“They’re definitely on the path moving forward in this direction, and I don’t see that changing,” she said.
Even though no Republicans voted in favor of the Inflation Reduction Act, the GOP and their states have the most to gain from a revolutionary shift to EVs and building a domestic supply chain to support the transition, said Robbie Diamond, CEO of Securing America’s Future Energy.
“They can just stay neutral — allowing these incentives to play themselves out over a 10-year period because policy certainty is so important — and focus on building the supply chains that are needed,” he said.
Plus, if something brings jobs to their state or district, they’re likely to support it, said Joe Britton, executive director of the Zero Emission Transportation Association.
Britton said he also expects Republicans to focus more on permitting reform, as companies — including EV newcomer and ZETA member Rivian — call for modernizing mining laws and expediting the permitting process for U.S. critical mineral mining projects.
“The focus might be more there than on the vehicles, for example, but I don’t think there’s going to be any backsliding,” he said.
Incentives and politics aside, automakers also will look to consumer demand.
“I wouldn’t look at Ford and GM or Stellantis and say they’re inherently responsive to Democrats or Republicans,” Britton said. “They’re responsive to consumers writ large and where the market is going. That, to me, is the biggest determining factor.”
Reuters contributed to this report.
Send us a letter
Have an opinion about this story? Click here to submit a Letter to the Editor, and we may publish it in print.
Please enter a valid email address.
Please enter your email address.
Please verify captcha.
Please select at least one newsletter to subscribe.
See more newsletter options at

You can unsubscribe at any time through links in these emails. For more information, see our Privacy Policy.
Sign up and get the best of Automotive News delivered straight to your email inbox, free of charge. Choose your news – we will deliver.
Get 24/7 access to in-depth, authoritative coverage of the auto industry from a global team of reporters and editors covering the news that’s vital to your business.
Our mission
The Automotive News mission is to be the primary source of industry news, data and understanding for the industry’s decision-makers interested in North America.

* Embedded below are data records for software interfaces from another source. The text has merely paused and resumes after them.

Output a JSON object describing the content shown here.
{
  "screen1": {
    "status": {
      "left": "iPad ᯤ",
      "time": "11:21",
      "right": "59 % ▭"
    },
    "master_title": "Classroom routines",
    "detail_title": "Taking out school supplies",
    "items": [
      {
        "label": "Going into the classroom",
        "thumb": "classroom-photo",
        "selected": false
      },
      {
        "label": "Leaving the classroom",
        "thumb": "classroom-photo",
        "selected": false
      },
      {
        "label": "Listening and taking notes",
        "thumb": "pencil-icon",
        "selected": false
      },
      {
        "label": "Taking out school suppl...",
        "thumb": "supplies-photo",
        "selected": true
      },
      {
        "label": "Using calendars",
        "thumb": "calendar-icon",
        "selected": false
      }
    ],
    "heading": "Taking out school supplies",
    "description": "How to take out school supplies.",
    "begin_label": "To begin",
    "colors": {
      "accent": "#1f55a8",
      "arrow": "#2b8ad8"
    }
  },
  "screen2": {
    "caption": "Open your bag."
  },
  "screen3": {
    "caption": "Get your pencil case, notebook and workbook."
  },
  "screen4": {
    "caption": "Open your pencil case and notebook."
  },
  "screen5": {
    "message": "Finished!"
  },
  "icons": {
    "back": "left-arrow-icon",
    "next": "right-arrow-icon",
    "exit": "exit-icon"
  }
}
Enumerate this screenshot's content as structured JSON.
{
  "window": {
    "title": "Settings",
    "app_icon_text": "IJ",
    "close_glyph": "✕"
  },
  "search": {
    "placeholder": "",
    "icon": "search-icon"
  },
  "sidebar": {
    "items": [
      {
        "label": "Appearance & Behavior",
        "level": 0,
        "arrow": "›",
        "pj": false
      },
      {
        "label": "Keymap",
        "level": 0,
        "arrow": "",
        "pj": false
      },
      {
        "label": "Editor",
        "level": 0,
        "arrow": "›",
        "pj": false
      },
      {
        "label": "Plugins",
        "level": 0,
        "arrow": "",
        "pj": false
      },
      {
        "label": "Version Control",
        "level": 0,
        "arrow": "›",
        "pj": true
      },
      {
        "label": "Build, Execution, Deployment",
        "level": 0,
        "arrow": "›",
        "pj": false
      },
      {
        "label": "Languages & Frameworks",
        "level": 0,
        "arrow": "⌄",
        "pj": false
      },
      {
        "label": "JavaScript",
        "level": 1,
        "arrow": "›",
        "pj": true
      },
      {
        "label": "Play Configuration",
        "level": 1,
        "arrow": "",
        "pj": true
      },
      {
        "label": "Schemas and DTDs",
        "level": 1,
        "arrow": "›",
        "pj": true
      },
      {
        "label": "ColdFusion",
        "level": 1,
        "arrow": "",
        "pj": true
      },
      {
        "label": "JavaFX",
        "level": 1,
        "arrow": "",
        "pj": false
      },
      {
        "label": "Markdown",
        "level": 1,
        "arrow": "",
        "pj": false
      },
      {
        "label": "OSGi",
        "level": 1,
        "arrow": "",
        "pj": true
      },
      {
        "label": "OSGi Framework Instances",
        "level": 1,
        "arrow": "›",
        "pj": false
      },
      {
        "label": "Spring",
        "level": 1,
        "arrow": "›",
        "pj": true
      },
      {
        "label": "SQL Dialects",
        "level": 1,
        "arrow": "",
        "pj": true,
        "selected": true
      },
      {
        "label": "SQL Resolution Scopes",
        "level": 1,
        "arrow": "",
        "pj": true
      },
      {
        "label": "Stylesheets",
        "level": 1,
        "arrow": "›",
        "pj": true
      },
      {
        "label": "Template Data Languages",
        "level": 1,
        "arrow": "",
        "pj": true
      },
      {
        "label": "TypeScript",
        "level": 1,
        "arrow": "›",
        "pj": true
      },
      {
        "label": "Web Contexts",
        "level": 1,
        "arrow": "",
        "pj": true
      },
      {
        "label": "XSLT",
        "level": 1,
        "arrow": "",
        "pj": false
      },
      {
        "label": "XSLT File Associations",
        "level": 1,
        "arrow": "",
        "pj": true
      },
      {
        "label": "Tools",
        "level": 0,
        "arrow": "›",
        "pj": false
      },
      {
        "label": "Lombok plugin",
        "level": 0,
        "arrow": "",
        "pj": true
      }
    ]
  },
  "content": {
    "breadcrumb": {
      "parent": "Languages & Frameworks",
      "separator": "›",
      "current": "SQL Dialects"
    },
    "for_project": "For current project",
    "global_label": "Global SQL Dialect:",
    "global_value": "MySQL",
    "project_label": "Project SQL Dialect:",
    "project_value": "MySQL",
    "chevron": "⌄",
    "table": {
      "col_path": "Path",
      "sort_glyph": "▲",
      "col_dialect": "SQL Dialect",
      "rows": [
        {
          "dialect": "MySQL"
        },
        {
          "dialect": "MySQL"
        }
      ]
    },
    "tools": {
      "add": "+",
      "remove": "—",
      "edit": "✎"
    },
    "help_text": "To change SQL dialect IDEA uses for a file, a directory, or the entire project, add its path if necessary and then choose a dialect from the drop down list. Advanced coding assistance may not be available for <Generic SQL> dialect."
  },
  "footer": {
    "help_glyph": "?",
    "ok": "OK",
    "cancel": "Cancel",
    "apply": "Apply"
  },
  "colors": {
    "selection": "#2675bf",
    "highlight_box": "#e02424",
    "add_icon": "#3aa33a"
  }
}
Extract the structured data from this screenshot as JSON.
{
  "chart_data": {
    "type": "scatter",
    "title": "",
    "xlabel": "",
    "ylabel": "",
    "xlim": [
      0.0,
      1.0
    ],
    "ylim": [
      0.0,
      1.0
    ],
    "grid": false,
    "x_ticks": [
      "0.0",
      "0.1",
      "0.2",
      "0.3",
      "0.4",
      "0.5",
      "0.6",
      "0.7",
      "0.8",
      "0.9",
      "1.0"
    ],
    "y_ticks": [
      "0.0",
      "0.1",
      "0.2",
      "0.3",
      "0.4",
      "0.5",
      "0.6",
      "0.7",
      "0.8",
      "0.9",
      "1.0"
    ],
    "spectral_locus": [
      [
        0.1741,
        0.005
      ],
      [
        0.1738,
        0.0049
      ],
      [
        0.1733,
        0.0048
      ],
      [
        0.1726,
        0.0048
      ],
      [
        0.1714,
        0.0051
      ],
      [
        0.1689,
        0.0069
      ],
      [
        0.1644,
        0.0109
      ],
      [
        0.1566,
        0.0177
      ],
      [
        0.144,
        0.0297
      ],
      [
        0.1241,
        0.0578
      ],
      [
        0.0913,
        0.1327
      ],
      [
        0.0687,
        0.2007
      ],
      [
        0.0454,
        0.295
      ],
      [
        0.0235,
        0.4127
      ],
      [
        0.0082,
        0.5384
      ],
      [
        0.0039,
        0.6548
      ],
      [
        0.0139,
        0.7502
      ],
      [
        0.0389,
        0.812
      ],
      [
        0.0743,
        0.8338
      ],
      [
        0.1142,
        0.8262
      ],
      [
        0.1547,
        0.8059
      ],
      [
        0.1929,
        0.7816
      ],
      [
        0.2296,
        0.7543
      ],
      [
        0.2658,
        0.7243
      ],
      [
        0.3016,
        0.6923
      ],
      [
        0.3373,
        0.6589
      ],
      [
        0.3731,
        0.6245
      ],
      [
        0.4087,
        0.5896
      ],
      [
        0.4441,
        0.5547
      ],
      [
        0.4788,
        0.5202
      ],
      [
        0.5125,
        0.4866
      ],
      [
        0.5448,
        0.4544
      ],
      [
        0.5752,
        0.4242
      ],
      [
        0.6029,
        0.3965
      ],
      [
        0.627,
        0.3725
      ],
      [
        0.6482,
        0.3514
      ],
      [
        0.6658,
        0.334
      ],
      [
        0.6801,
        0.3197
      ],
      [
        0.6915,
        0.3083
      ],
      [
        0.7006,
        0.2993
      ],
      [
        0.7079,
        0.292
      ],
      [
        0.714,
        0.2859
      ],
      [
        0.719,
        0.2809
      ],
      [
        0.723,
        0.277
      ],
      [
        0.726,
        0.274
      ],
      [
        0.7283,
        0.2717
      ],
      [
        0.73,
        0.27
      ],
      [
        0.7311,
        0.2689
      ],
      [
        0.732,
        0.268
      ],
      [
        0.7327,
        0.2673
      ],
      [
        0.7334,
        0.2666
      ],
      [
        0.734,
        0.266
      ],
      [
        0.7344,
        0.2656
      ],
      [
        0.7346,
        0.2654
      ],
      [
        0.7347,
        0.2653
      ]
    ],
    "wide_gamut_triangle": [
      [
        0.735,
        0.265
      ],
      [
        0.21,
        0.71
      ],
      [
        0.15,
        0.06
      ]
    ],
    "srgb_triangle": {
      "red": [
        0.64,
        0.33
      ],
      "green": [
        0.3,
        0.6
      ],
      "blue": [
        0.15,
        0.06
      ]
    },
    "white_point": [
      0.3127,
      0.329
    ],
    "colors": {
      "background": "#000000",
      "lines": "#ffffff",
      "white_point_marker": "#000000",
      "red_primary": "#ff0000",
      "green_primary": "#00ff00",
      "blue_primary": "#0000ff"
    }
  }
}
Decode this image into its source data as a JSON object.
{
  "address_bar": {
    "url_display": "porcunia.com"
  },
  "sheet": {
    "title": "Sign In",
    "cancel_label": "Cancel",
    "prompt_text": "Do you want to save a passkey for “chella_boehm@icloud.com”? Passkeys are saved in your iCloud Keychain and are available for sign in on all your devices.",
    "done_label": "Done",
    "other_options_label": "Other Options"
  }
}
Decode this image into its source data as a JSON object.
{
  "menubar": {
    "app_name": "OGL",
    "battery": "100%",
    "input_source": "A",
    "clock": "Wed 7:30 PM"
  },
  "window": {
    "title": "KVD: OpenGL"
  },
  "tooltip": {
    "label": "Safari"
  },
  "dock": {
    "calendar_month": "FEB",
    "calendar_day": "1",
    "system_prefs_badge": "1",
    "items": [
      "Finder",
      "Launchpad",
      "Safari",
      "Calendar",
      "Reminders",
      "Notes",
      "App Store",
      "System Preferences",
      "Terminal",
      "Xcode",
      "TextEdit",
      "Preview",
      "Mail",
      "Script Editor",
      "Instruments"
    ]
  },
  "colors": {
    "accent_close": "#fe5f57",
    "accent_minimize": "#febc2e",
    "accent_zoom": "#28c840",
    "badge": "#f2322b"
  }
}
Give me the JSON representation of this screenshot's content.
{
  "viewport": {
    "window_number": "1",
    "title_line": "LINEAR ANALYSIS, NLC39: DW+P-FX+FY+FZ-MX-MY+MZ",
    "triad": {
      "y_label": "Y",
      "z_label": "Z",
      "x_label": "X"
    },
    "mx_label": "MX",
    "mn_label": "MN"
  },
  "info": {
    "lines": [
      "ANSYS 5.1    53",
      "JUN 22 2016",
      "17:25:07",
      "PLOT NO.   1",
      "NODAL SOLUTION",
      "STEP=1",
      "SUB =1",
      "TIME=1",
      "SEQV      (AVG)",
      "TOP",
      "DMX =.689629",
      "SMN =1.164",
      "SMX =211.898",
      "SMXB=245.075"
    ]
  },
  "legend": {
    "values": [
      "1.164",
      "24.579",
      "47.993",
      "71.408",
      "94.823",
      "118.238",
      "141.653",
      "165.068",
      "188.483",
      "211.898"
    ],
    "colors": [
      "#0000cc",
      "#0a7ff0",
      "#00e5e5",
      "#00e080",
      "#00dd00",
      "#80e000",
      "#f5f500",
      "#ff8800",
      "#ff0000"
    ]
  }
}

1155 Gratiot Avenue
Detroit, Michigan
(877) 812-1584
Email us
Automotive News
ISSN 0005-1551 (print)
ISSN 1557-7686 (online)
Fixed Ops Journal
ISSN 2576-1064 (print)
ISSN 2576-1072 (online)